Travel, rather than hallucinogenics, has apparently been the main thing expanding Jacco Gardner's mind during the process of creating Hypnophobia. That and a bit of difficulty "letting go of reality" and drifting off to sleep.
Certainly there is a touch less whimsy herein than on 2013 debut Cabinet Of Curiosities, which could be attributed to that strong grip on the day to day whilst experiencing more of the world.
This has not been gained with an equivalent lessening of the psychedelic quotient though; things are still fully operational in that department. Structurally Hypnophobia builds ever upwards and things get seriously psychy from 'Find Yourself' onwards. As with album number one Gardner easily manages to both hark back to the Sixties beginnings of the sound he purveys whilst sympathetically modernising it here and there ('Before The Dawn' being a fine example of this in practice).

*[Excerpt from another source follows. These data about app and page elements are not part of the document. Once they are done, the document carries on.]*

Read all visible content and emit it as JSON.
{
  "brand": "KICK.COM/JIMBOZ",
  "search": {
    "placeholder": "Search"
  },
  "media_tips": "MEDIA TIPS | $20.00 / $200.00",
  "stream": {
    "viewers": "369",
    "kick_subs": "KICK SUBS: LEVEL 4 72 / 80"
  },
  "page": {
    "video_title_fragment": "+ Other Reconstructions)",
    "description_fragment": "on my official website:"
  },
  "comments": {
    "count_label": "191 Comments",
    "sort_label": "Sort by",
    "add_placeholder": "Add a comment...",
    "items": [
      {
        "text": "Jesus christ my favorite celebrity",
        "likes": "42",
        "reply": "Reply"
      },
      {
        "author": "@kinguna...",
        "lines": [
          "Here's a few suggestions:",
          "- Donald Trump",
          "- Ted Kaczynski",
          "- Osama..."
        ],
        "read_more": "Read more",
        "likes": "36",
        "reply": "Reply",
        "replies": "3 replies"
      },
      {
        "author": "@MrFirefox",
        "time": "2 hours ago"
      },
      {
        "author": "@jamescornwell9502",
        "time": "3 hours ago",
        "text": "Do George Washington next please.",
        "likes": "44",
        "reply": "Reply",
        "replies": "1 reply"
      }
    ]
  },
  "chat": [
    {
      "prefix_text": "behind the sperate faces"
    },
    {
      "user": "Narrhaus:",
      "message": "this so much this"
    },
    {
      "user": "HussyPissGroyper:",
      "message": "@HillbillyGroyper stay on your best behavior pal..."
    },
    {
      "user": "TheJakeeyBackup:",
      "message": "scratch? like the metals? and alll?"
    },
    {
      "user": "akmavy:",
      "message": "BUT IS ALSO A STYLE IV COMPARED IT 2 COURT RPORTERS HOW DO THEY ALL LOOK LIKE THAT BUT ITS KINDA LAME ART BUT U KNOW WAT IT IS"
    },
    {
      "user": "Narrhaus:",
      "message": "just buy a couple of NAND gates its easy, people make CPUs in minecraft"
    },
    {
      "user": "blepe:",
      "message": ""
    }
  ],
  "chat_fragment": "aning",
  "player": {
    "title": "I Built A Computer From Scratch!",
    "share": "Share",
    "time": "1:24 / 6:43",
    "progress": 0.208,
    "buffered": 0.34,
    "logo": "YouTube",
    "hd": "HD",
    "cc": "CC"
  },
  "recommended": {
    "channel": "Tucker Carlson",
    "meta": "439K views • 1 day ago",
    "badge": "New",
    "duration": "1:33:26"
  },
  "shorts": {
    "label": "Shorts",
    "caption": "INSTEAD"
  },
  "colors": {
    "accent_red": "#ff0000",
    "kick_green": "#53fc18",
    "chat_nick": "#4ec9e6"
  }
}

The implied menace of the album's Giallo-like cover art (and, lets face it, any word ending in 'phobia') from The Focus Group's Julian House finds its musical representation perfectly realised on the title track, by far the darkest composition of the ten tracks after which 'Make Me See' ends up feeling almost inconsequential by comparison. Thankfully though this doesn't result in the album fizzling out in the closing stage as the harpsichord & mellotron of the aptly titled 'All Over' provide a jaunty although not altogether light of touch ending to what is, on the whole, a very strong second album.